Exercise instructions:
Would you please copy each line below that includes the string "JSON"?
....
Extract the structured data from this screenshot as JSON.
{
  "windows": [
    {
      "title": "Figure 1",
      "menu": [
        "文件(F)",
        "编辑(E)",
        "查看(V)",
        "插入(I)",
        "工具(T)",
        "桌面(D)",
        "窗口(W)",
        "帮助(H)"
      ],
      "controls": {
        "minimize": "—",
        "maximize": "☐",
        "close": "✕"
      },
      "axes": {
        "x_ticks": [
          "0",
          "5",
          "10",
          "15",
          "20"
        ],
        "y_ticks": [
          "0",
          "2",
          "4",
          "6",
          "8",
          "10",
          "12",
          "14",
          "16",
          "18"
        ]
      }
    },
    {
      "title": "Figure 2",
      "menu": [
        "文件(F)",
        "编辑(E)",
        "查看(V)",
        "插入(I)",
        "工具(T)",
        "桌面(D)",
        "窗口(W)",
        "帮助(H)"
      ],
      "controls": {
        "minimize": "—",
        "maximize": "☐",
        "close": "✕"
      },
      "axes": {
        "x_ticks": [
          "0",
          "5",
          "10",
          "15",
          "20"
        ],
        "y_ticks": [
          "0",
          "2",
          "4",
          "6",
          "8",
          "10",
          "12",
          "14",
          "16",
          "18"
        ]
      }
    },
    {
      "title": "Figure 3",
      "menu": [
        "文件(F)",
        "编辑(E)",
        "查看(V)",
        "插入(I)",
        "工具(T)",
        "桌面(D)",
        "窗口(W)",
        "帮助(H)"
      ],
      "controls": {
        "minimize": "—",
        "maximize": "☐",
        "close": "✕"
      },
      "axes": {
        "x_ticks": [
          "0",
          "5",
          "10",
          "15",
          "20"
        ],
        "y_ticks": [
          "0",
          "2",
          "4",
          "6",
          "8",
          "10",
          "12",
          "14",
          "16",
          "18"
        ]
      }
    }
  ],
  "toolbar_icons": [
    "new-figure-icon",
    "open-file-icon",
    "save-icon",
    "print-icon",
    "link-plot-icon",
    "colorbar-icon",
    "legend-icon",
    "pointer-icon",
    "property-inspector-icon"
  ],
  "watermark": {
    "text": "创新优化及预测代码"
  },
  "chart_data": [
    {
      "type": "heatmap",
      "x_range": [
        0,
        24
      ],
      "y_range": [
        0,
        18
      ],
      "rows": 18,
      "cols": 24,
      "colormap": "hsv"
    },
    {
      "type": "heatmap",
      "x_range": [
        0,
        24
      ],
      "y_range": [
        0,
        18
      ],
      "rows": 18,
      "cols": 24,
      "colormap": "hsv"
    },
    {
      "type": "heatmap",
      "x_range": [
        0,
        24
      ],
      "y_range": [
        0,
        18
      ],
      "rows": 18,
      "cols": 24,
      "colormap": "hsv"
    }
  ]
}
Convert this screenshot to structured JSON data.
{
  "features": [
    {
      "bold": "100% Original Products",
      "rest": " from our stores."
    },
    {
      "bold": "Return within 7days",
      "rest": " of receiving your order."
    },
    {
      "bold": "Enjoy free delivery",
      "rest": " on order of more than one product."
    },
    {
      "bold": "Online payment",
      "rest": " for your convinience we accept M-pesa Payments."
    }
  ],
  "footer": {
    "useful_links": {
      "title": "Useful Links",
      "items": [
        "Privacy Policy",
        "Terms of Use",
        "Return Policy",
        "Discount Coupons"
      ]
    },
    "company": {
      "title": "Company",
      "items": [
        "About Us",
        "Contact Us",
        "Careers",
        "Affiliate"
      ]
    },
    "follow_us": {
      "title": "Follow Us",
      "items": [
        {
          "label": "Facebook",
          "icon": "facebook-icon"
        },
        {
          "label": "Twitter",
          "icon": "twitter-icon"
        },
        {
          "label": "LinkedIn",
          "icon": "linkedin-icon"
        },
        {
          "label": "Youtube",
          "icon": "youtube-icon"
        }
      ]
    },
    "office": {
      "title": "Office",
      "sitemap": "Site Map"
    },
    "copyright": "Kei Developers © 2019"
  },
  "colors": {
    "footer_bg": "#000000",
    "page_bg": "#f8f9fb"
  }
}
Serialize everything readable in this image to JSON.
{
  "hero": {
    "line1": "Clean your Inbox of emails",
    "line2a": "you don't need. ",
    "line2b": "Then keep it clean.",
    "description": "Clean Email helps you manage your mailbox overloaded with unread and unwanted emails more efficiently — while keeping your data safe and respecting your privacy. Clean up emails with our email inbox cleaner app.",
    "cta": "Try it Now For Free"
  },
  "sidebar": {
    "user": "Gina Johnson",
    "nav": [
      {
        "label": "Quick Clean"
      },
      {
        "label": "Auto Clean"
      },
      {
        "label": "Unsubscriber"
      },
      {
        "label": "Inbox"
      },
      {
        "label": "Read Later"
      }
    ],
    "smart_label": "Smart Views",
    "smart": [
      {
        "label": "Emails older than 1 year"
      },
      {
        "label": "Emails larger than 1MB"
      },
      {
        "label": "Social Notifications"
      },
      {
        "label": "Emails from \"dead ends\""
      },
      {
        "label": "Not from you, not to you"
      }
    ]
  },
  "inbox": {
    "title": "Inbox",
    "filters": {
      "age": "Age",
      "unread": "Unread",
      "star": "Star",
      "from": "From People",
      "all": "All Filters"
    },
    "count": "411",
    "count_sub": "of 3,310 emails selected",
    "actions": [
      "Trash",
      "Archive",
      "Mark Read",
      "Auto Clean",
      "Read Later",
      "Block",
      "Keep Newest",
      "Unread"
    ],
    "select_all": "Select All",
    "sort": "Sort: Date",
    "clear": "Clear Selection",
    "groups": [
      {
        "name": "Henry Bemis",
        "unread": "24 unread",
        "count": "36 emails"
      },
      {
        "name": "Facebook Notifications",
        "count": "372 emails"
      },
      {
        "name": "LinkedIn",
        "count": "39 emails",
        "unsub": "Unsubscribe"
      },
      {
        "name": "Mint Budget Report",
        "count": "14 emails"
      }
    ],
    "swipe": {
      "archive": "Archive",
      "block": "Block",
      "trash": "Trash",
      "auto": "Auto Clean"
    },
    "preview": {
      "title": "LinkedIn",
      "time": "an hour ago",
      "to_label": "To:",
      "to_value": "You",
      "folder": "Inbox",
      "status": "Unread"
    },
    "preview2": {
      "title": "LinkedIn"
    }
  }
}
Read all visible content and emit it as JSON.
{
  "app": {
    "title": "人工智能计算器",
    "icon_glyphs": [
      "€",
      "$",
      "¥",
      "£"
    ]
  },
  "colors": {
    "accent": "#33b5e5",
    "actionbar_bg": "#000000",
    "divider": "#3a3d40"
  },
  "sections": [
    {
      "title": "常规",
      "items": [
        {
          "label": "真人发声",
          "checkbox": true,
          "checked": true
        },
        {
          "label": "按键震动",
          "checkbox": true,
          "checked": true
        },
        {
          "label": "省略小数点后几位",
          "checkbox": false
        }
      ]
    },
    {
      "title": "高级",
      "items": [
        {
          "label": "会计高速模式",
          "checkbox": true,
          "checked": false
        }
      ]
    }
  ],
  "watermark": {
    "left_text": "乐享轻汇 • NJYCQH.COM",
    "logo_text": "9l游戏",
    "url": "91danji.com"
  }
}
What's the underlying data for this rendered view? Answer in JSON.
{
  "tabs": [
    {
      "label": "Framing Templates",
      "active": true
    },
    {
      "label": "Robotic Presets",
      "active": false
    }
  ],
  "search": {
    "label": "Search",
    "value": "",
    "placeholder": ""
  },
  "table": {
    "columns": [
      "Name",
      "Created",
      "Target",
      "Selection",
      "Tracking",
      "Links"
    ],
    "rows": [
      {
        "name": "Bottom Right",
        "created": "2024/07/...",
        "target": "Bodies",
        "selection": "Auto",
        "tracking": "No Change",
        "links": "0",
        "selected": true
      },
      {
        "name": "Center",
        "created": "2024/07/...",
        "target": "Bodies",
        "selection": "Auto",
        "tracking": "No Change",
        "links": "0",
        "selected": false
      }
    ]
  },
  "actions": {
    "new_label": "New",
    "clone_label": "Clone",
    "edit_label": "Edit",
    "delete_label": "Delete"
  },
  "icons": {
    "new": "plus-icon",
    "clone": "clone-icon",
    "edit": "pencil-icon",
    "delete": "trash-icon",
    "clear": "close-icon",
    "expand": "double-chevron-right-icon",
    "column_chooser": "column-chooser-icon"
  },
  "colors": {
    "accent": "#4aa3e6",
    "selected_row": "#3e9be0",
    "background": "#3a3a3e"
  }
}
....
Output of the exercise:
Extract the structured data from this screenshot as JSON.
Convert this screenshot to structured JSON data.
Serialize everything readable in this image to JSON.
Read all visible content and emit it as JSON.
What's the underlying data for this rendered view? Answer in JSON.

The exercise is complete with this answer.